According to Johnson Wax, the newly formed company would be the second largest in the $35 billion worldwide industrial cleaning business, with a 17 percent market share. The company said Ecolab Inc. had a market share of 20 percent.
The deal comes at a difficult time for the low-margin commercial cleaning industry.
"Typically, this industry is not cyclical, but Sept. 11 hurt the hotel and restaurant business and lowered the industry's short term outlook," said Midwest research analyst Dmitry Silversteyn.
Unilever analysts said the deal would help reduce the company's debt after its $24.3 billion Bestfoods takeover in October of 2000.
Unilever said the deal would hurt earnings by 60 million to 70 million euros in the first quarter of 2002, when it is expected to close.
Johnson Wax said in its conference call that it expected some job losses and plant closings, but did not have specifics at this time.
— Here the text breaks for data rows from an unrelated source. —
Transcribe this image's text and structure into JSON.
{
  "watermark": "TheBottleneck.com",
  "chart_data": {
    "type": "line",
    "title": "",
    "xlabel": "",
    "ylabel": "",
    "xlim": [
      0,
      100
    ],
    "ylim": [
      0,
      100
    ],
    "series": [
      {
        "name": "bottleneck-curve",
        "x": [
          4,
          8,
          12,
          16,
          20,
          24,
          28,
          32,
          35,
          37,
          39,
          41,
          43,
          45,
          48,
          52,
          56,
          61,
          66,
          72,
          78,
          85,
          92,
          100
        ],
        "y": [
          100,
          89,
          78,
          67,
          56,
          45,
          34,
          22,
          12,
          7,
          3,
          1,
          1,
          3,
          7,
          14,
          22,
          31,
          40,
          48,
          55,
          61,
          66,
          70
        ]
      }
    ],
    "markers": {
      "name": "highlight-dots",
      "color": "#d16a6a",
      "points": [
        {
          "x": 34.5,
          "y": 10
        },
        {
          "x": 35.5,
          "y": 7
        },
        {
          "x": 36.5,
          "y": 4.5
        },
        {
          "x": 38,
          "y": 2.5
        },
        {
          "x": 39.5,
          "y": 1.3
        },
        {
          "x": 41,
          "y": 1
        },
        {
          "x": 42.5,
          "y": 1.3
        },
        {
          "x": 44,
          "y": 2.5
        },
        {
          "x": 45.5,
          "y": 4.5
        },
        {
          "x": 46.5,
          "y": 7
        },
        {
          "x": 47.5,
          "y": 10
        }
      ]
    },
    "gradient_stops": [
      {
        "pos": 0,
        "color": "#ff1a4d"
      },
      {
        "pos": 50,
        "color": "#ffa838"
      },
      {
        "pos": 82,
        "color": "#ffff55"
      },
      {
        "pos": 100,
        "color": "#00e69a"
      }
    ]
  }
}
It said the business did not have a significant amount of overlap because Johnson Wax focuses more on retail store and home cleaning products.
The company also said Unilever would maintain the stake in part to make the deal more economically feasible for Johnson Wax, which said it would use bank debt and public funds to pay for the rest.
"Combining our strengths with those of DiverseyLever will result in a company that has the size, strength and geographic reach to compete anywhere in the world with anyone in the industry," Johnson President and Chief Executive Gregory Lawton said.
"Our complementary product platforms -- Johnson Wax Professional's expertise in housekeeping and floor care and DiverseyLever's strengths in ware-washing, laundry, and food processing and sanitation -- will significantly enhance our offering," Lawton said.
Unilever said Johnson Wax would have management control of the new company, which is expected to have sales of $2.6 billion. The DiverseyLever cleaning product and services business has 11,000 employees and 49 manufacturing sites worldwide.
In late afternoon trading, Unilever shares were up 11 cents at $31.51 on the New York Stock Exchange.